**WHAT IS REQUIRED**
Could you find every line in the entries below that holds the word "name" and copy it?

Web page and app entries
━━━━━━━━

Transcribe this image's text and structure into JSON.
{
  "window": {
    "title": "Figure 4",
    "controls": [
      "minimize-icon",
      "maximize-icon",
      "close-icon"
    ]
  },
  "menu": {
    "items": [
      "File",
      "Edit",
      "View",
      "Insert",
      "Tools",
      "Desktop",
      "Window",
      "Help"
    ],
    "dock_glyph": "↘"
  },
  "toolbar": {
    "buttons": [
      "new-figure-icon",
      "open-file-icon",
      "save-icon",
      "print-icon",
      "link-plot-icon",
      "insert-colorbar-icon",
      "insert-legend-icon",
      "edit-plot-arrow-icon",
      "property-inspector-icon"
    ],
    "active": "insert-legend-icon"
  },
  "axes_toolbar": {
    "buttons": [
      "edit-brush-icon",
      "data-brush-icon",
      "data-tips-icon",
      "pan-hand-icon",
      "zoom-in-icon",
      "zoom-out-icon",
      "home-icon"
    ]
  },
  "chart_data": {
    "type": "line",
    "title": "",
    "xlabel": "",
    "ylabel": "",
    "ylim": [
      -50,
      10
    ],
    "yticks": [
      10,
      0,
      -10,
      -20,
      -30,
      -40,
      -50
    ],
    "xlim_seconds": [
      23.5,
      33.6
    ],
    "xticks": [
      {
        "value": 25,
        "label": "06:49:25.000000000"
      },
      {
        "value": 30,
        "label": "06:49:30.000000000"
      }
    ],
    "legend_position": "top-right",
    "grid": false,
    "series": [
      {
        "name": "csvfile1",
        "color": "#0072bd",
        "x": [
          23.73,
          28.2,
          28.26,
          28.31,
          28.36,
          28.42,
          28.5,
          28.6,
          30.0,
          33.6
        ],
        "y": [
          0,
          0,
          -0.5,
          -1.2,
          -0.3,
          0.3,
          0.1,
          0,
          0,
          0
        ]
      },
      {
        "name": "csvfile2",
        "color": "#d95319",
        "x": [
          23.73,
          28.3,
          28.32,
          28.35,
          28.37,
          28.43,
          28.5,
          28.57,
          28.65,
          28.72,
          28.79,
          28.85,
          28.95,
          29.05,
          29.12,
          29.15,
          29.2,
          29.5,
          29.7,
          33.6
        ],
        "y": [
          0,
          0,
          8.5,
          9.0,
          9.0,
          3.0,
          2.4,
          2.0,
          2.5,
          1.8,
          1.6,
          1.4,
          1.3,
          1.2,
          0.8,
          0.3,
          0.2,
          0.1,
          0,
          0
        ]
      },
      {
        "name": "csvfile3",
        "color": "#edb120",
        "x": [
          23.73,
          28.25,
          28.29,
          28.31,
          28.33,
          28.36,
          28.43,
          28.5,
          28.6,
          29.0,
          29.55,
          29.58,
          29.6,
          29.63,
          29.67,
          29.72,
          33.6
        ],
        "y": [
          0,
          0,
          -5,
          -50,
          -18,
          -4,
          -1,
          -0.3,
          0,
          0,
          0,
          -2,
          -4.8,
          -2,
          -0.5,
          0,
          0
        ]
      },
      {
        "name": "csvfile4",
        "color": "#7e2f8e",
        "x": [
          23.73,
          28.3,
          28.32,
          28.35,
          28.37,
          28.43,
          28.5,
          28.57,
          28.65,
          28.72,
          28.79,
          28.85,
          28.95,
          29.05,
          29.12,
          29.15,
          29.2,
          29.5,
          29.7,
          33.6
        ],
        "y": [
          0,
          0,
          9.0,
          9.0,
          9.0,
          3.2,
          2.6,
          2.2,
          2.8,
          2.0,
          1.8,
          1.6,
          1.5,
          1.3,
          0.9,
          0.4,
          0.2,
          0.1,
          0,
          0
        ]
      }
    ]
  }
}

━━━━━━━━

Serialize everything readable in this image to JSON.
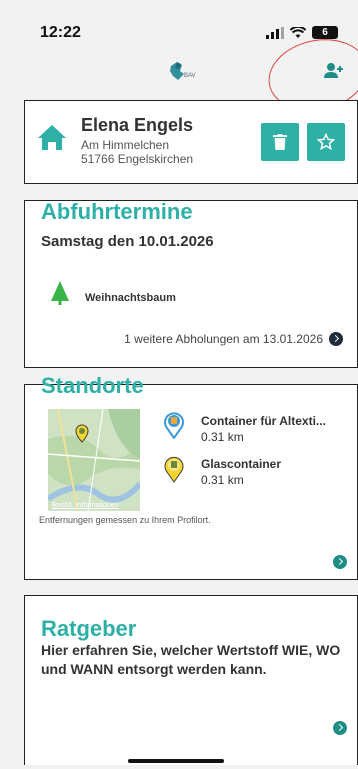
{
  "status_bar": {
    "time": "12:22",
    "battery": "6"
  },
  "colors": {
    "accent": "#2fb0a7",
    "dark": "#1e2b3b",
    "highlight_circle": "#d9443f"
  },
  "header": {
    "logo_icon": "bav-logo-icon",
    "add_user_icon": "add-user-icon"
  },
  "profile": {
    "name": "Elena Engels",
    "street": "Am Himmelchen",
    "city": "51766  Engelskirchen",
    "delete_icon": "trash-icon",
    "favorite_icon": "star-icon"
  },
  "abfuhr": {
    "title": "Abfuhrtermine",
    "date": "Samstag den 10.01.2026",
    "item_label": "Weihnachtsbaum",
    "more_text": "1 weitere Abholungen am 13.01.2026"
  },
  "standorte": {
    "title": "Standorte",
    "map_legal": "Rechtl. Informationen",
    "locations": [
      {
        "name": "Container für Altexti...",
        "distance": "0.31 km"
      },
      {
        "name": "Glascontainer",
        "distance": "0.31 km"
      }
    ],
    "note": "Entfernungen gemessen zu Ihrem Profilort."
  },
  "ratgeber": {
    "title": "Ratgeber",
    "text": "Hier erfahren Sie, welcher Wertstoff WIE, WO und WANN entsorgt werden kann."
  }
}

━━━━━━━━

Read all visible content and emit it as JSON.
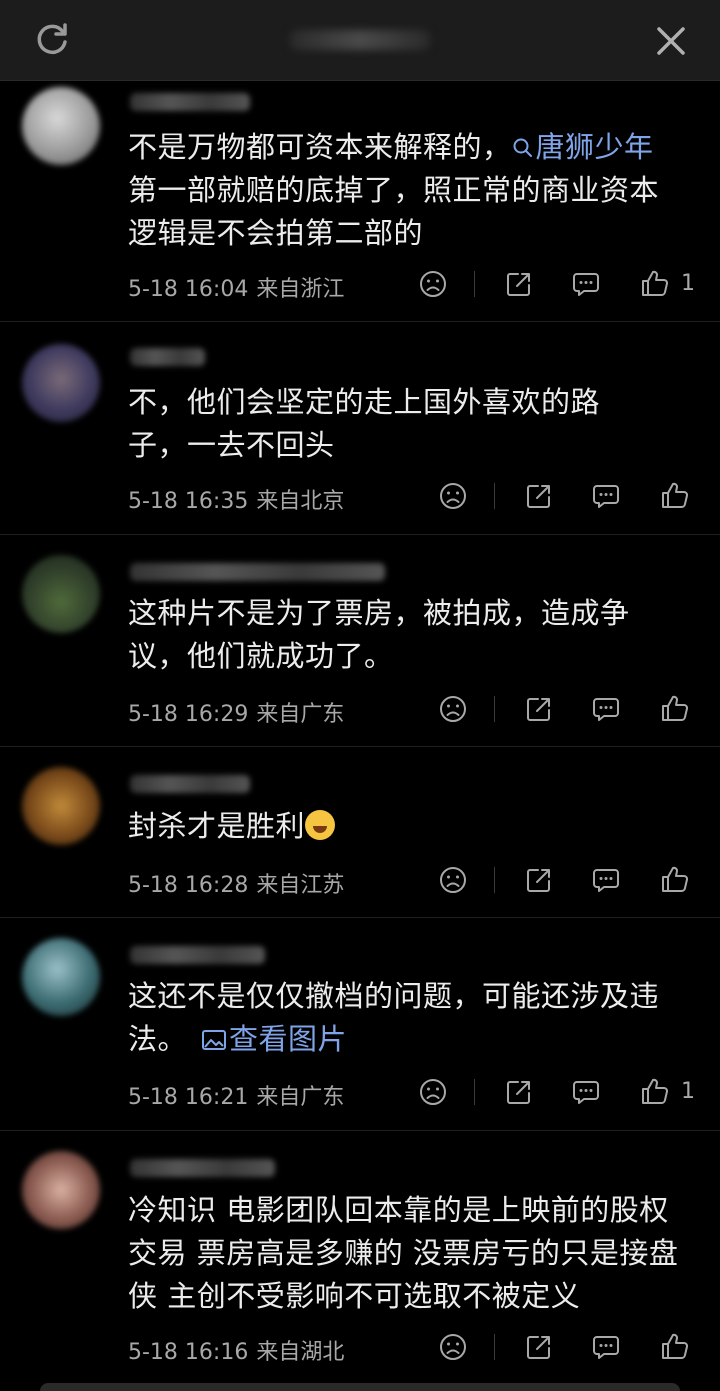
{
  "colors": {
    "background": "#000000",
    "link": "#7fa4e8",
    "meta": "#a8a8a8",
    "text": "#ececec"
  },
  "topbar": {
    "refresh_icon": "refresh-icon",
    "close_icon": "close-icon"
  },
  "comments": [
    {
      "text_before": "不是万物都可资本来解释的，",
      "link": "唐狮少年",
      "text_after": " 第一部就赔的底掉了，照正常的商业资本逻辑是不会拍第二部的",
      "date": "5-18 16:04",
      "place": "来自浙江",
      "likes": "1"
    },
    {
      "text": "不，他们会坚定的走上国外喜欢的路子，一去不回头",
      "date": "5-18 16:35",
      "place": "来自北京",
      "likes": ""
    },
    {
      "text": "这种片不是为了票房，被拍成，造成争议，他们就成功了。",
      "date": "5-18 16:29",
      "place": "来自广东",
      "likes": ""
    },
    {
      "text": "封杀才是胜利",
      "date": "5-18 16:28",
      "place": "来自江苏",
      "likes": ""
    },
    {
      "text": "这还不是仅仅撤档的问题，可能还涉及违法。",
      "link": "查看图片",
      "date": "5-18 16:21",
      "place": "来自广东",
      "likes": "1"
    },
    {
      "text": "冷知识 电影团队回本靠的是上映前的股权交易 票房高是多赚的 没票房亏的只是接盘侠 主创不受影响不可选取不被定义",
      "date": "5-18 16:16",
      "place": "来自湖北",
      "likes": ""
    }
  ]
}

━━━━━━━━

**RESPONSE**
        "name": "csvfile1",
        "name": "csvfile2",
        "name": "csvfile3",
        "name": "csvfile4",
    "name": "Elena Engels",
        "name": "Container für Altexti...",
        "name": "Glascontainer",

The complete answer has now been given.